Asset managers have suffered eight straight quarters of net outflows totaling $87 billion from sovereign wealth funds (SWFs) since the third quarter of 2014, according to eVestment, a data provider based in New York. The first half of 2016 was particularly brutal, accounting for $26 billion of that flight, according to eVestment’s surveys of asset management companies’ flows.
Although SWFs are paring back mandates to third-party managers, particularly from broad US-market exposures, they are putting money into niche areas.
Asian equities and global liquid infrastructure have enjoyed fresh inflows during the first two quarters of 2016, said eVestment. This enabled asset managers to record a net inflow of $846 million in those two asset areas from SWFs in the first half. That is a welcome development for fund managers after they saw SWF clients pull a net $95 million from Asian equities and liquid infrastructure in the second half of 2015.

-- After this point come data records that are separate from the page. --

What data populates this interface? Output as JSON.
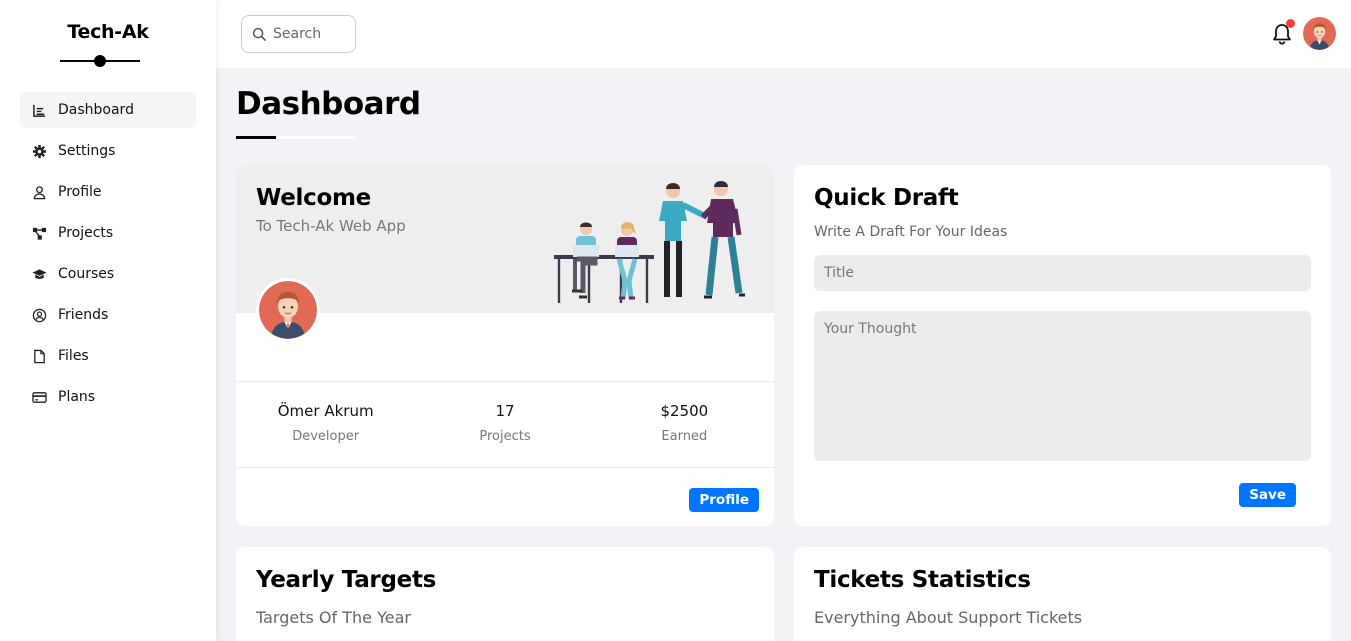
{
  "sidebar": {
    "brand": "Tech-Ak",
    "items": [
      {
        "label": "Dashboard",
        "icon": "chart-icon",
        "active": true
      },
      {
        "label": "Settings",
        "icon": "gear-icon"
      },
      {
        "label": "Profile",
        "icon": "user-icon"
      },
      {
        "label": "Projects",
        "icon": "diagram-icon"
      },
      {
        "label": "Courses",
        "icon": "graduation-cap-icon"
      },
      {
        "label": "Friends",
        "icon": "user-circle-icon"
      },
      {
        "label": "Files",
        "icon": "file-icon"
      },
      {
        "label": "Plans",
        "icon": "credit-card-icon"
      }
    ]
  },
  "topbar": {
    "search_placeholder": "Search",
    "notification_badge_color": "#f44336"
  },
  "page": {
    "title": "Dashboard"
  },
  "welcome": {
    "title": "Welcome",
    "subtitle": "To Tech-Ak Web App",
    "stats": [
      {
        "value": "Ömer Akrum",
        "label": "Developer"
      },
      {
        "value": "17",
        "label": "Projects"
      },
      {
        "value": "$2500",
        "label": "Earned"
      }
    ],
    "button": "Profile"
  },
  "draft": {
    "title": "Quick Draft",
    "subtitle": "Write A Draft For Your Ideas",
    "title_placeholder": "Title",
    "thought_placeholder": "Your Thought",
    "button": "Save"
  },
  "targets": {
    "title": "Yearly Targets",
    "subtitle": "Targets Of The Year"
  },
  "tickets": {
    "title": "Tickets Statistics",
    "subtitle": "Everything About Support Tickets"
  },
  "colors": {
    "accent": "#0075ff",
    "background": "#f1f3f7",
    "hero": "#eeeeee"
  }
}
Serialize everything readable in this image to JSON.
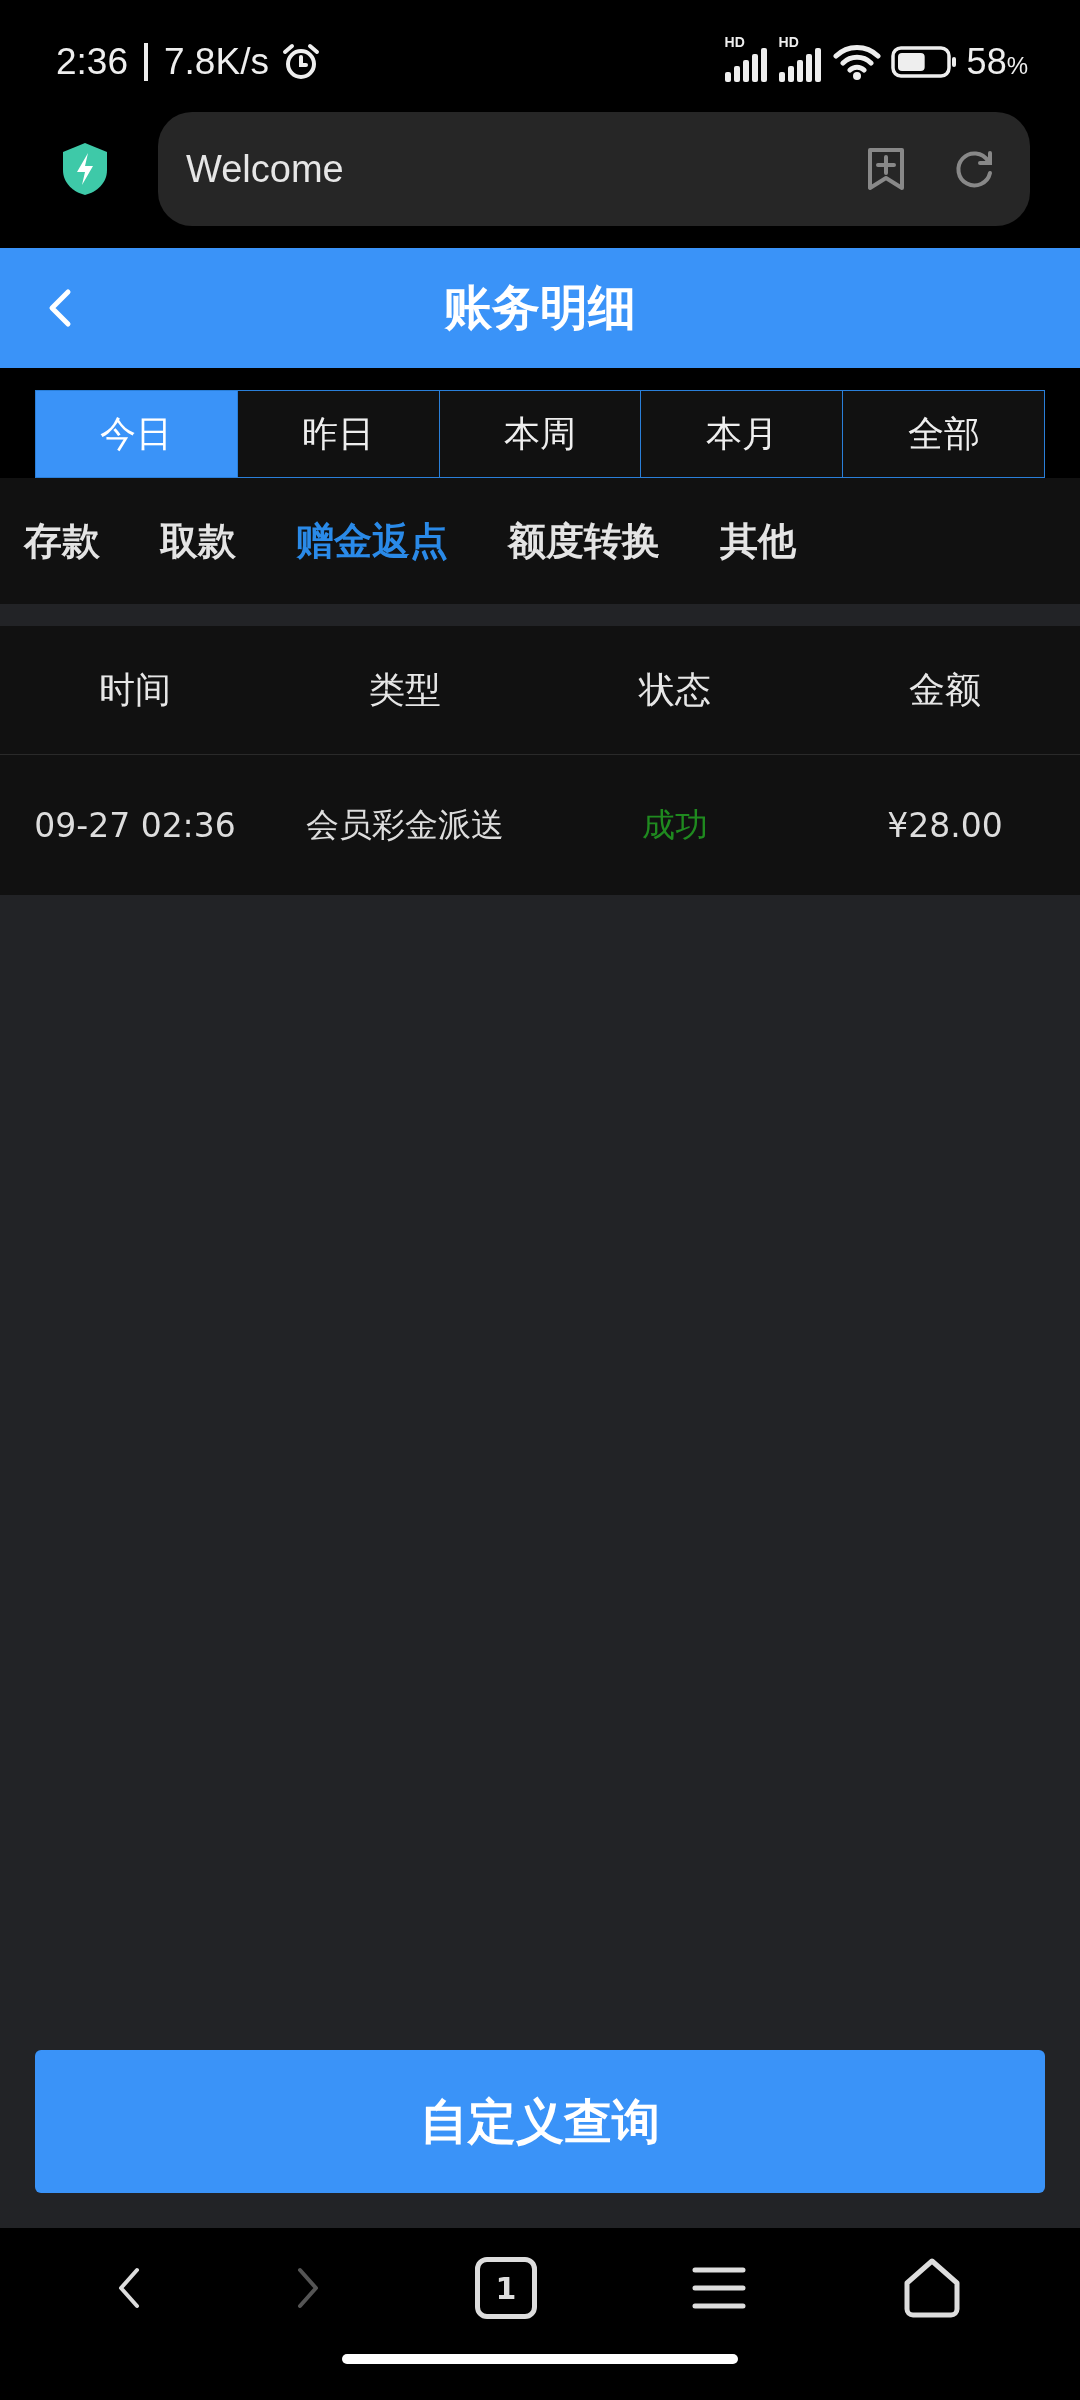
{
  "status_bar": {
    "time": "2:36",
    "speed": "7.8K/s",
    "battery": "58",
    "battery_unit": "%",
    "network_labels": [
      "HD",
      "HD"
    ]
  },
  "browser": {
    "url_text": "Welcome",
    "tab_count": "1"
  },
  "header": {
    "title": "账务明细"
  },
  "periods": [
    {
      "label": "今日",
      "selected": true
    },
    {
      "label": "昨日",
      "selected": false
    },
    {
      "label": "本周",
      "selected": false
    },
    {
      "label": "本月",
      "selected": false
    },
    {
      "label": "全部",
      "selected": false
    }
  ],
  "categories": [
    {
      "label": "存款",
      "selected": false
    },
    {
      "label": "取款",
      "selected": false
    },
    {
      "label": "赠金返点",
      "selected": true
    },
    {
      "label": "额度转换",
      "selected": false
    },
    {
      "label": "其他",
      "selected": false
    }
  ],
  "table": {
    "columns": [
      "时间",
      "类型",
      "状态",
      "金额"
    ],
    "rows": [
      {
        "time": "09-27 02:36",
        "type": "会员彩金派送",
        "status": {
          "text": "成功",
          "kind": "success"
        },
        "amount": "¥28.00"
      }
    ]
  },
  "query_button": "自定义查询",
  "nav": {
    "forward_disabled": true
  }
}
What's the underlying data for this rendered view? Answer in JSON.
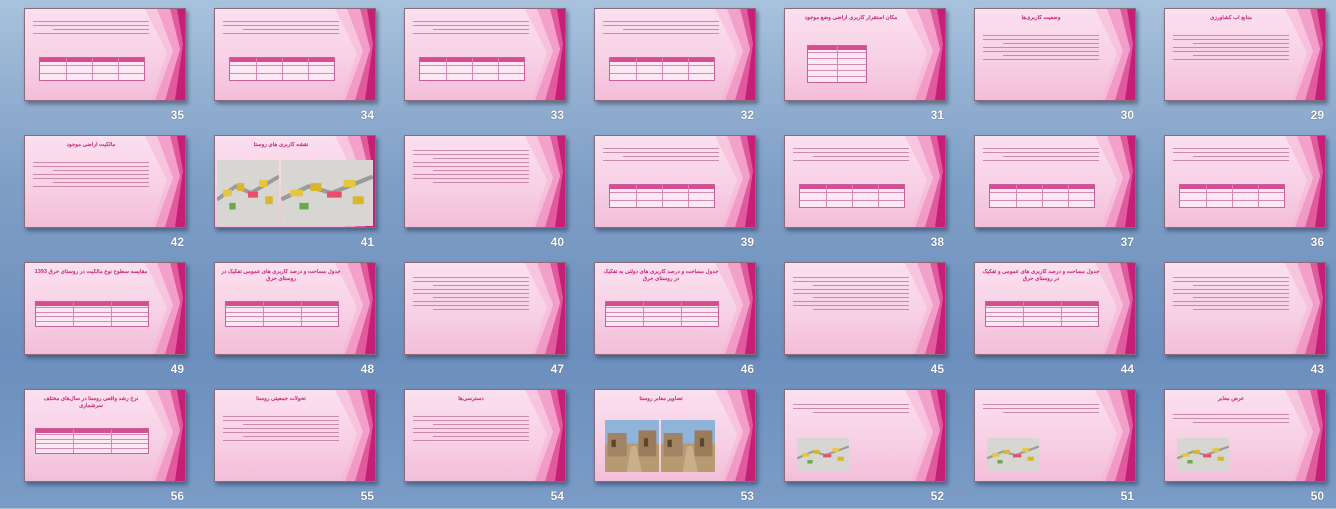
{
  "view": "Slide Sorter",
  "slides": [
    {
      "number": "29",
      "title": "منابع آب کشاورزی",
      "layout": "text"
    },
    {
      "number": "30",
      "title": "وضعیت کاربری‌ها",
      "layout": "text"
    },
    {
      "number": "31",
      "title": "مکان استقرار کاربری اراضی وضع موجود",
      "layout": "table-left"
    },
    {
      "number": "32",
      "title": "",
      "layout": "text-table"
    },
    {
      "number": "33",
      "title": "",
      "layout": "text-table"
    },
    {
      "number": "34",
      "title": "",
      "layout": "text-table"
    },
    {
      "number": "35",
      "title": "",
      "layout": "text-table"
    },
    {
      "number": "36",
      "title": "",
      "layout": "text-table"
    },
    {
      "number": "37",
      "title": "",
      "layout": "text-table"
    },
    {
      "number": "38",
      "title": "",
      "layout": "text-table"
    },
    {
      "number": "39",
      "title": "",
      "layout": "text-table"
    },
    {
      "number": "40",
      "title": "",
      "layout": "text"
    },
    {
      "number": "41",
      "title": "نقشه کاربری های روستا",
      "layout": "map"
    },
    {
      "number": "42",
      "title": "مالکیت اراضی موجود",
      "layout": "text"
    },
    {
      "number": "43",
      "title": "",
      "layout": "text"
    },
    {
      "number": "44",
      "title": "جدول مساحت و درصد کاربری های عمومی و تفکیک در روستای حرق",
      "layout": "table"
    },
    {
      "number": "45",
      "title": "",
      "layout": "text"
    },
    {
      "number": "46",
      "title": "جدول مساحت و درصد کاربری های دولتی به تفکیک در روستای حرق",
      "layout": "table"
    },
    {
      "number": "47",
      "title": "",
      "layout": "text"
    },
    {
      "number": "48",
      "title": "جدول مساحت و درصد کاربری های عمومی تفکیک در روستای حرق",
      "layout": "table"
    },
    {
      "number": "49",
      "title": "مقایسه سطوح نوع مالکیت در روستای حرق 1393",
      "layout": "table"
    },
    {
      "number": "50",
      "title": "عرض معابر",
      "layout": "text-image"
    },
    {
      "number": "51",
      "title": "",
      "layout": "text-image"
    },
    {
      "number": "52",
      "title": "",
      "layout": "text-image"
    },
    {
      "number": "53",
      "title": "تصاویر معابر روستا",
      "layout": "photos"
    },
    {
      "number": "54",
      "title": "دسترسی‌ها",
      "layout": "text"
    },
    {
      "number": "55",
      "title": "تحولات جمعیتی روستا",
      "layout": "text"
    },
    {
      "number": "56",
      "title": "نرخ رشد واقعی روستا در سال‌های مختلف سرشماری",
      "layout": "table"
    }
  ],
  "theme": {
    "accent": "#c8287a",
    "slide_bg": "#f7cfe4",
    "desktop_bg": "#7f9fc6"
  }
}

SWFs are increasingly comfortable with granular allocations in desirable asset classes. For example, they are awarding mandates for Malaysia equities, China A-shares (for mainland investors, via the scheme for qualified domestic institutional investors; for foreigners, as renminbi-denominated qualified foreign institutional investors); and greater China equities.
US equities, on the other hand, have seen SWFs take profit. Passive exposures to the S&P500 index have diminished by $13 billion over the past year end June, eVestment data said.
Of course, overall SWF exposures to the US remain vast, and these allocations to Asian equities are relatively small, noted Michael Maduell, president of the Sovereign Wealth Fund Institute.
Liquid infrastructure products have also benefited from SWF mandates, receiving net inflows of $212 million in the first half of 2016.
“Flows into niche sectors reflect the demands for specific expertise in outsourced managers by SWFs which may be too costly or time consuming to develop internally,” said Peter Laurelli, eVestment’s global head of research.
As many SWFs are funded by oil revenues, the fall in oil prices over the past two years have forced these groups to pull back investment mandates. Big Asian state investment groups have done the same, however, as China and other emerging economies slow down.
In a report released by Preqin in April, the research house noted that many oil-based sovereign funds are disposing their liquid securities such as public equities and government bonds, but heading in alternative space.